Nuclear Waste and the Great Lakes

It may be a surprise to learn that spent nuclear fuel rods can be found near the shores of the Great Lakes. Without the existence of a waste depository – a place to safely store spent rods – nuclear waste is stacking up in vulnerable locations.

What do we do with the waste? The only solution that has been considered is a central location for the waste to be buried, yet finding that location has been near impossible due to local and state or provincial opposition.

With widespread nuclear waste – the province of Ontario alone has 52,000 tons of nuclear waste – transporting all the existing waste to a central repository creates potential hazards from accidents and could take up to 50 years. If a central repository can’t be built and storing rods on the shores is not safe, it is imperative that the industry develop alternative and safe options.

On top of the transportation and location issues, the proposed locations for repository sites are not safe either. In Ontario both proposed sites are lakeshore communities.

Nuclear energy will never be a sustainable option if waste solutions don’t exist. Perhaps the glimmer of hope in this news is that there has never been a better time to invest and increase our commitment and use of renewable energy sources.

The Detroit Free Press released an extensive article, outlining this issue that goes into more detail. Read it here. 

Keeping Flint at the Forefront of our Consciousness

by Latia Leonard

 

Nearly three weeks ago, I like millions all over the world, watched as some of the world’s biggest stars paid tribute to Aretha Franklin during her televised funeral service. One dignitary after another gave their fondest memories of Aretha, some of which included their final conversations with her.
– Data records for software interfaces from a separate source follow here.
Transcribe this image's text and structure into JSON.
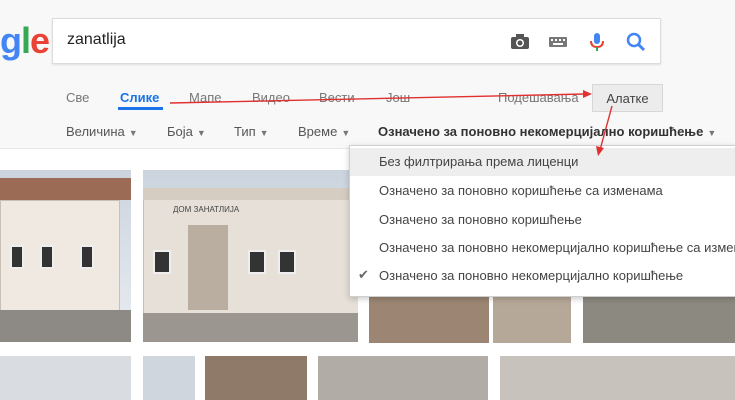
{
  "logo": {
    "partial_text": "gle"
  },
  "search": {
    "query": "zanatlija",
    "icons": [
      "camera-icon",
      "keyboard-icon",
      "mic-icon",
      "search-icon"
    ]
  },
  "tabs": [
    {
      "label": "Све"
    },
    {
      "label": "Слике",
      "active": true
    },
    {
      "label": "Мапе"
    },
    {
      "label": "Видео"
    },
    {
      "label": "Вести"
    },
    {
      "label": "Још"
    },
    {
      "label": "Подешавања"
    }
  ],
  "tools_button": "Алатке",
  "filters": [
    {
      "label": "Величина"
    },
    {
      "label": "Боја"
    },
    {
      "label": "Тип"
    },
    {
      "label": "Време"
    },
    {
      "label": "Означено за поновно некомерцијално коришћење"
    }
  ],
  "usage_rights_menu": {
    "items": [
      {
        "label": "Без филтрирања према лиценци",
        "highlighted": true,
        "selected": false
      },
      {
        "label": "Означено за поновно коришћење са изменама",
        "highlighted": false,
        "selected": false
      },
      {
        "label": "Означено за поновно коришћење",
        "highlighted": false,
        "selected": false
      },
      {
        "label": "Означено за поновно некомерцијално коришћење са изменама",
        "highlighted": false,
        "selected": false
      },
      {
        "label": "Означено за поновно некомерцијално коришћење",
        "highlighted": false,
        "selected": true
      }
    ]
  },
  "thumbnail_sign_text": "ДОМ ЗАНАТЛИЈА",
  "colors": {
    "accent": "#1a73e8",
    "annotation_arrow": "#e03030"
  }
}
One of those speakers included retired Michigan 36th District Judge and Detroit native Greg Mathis. During his speech, he recalled his final conversation with Franklin concerning the Flint water crisis. Mathis said at the time they spoke, the State of Michigan had just announced it was discontinuing its bottled water distribution to residents. He expressed Aretha’s anger at the decision, then told the crowd and the world watching through TV that she wanted him to go to Flint and “Sock it to em!” 

Mathis, a community activist in his own right, took the opportunity to remind the world that Flint still isn’t quite fixed. With a star studded audience, consisting of policy makers, former presidents, and decision makers who wield the power and influence to make a change, it only made complete sense to bring Flint to a national stage. Famed actress Whoopi Goldberg on the season opener on the ABC televised talk show ‘The View’ reiterated Mathis’s message, saying “We need more water for Flint, we got to find a way to get that back going”.

Wait there’s more. Just recently on the nationally televised ‘Miss America’ pageant, Miss Michigan’s very own Emily Sioma courageously highlighted the city’s ongoing water struggles during her opening speech. “From the state with 84 percent of the U.S. freshwater but none for its residents to drink, I am Miss Michigan Emily Sioma,”she said. Even more recently, film producer and Flint native Michael Moore premiered his highly anticipated documentary ‘Fahrenheit 11/9’. This documentary covers in part, the Flint Water Crisis and how he believes it happened, and those responsible.

In each of these instances, powerful faces from different corners of the entertainment industry have used their platforms to do one thing in common, lift Flint back into the front of everyone’s conscious. That’s right… if the progress everyone wants to see is really going to happen we need to use our collective platforms to ensure that Flint’s recovery is still a priority both internally and externally. Keeping Flint not only in the forefront of our conscious, but also our hearts, in leading this recovery with compassion. Celebrities aren’t the only ones who can use their voices to keep Flint moving forward – using hashtags such as #FlintWaterCrisis, #FlintRecovery or #FlintLivesMatter, and making sure you are registered for the upcoming election are actions you can take to  empower Flint’s progress. Let’s keep Flint moving forward together.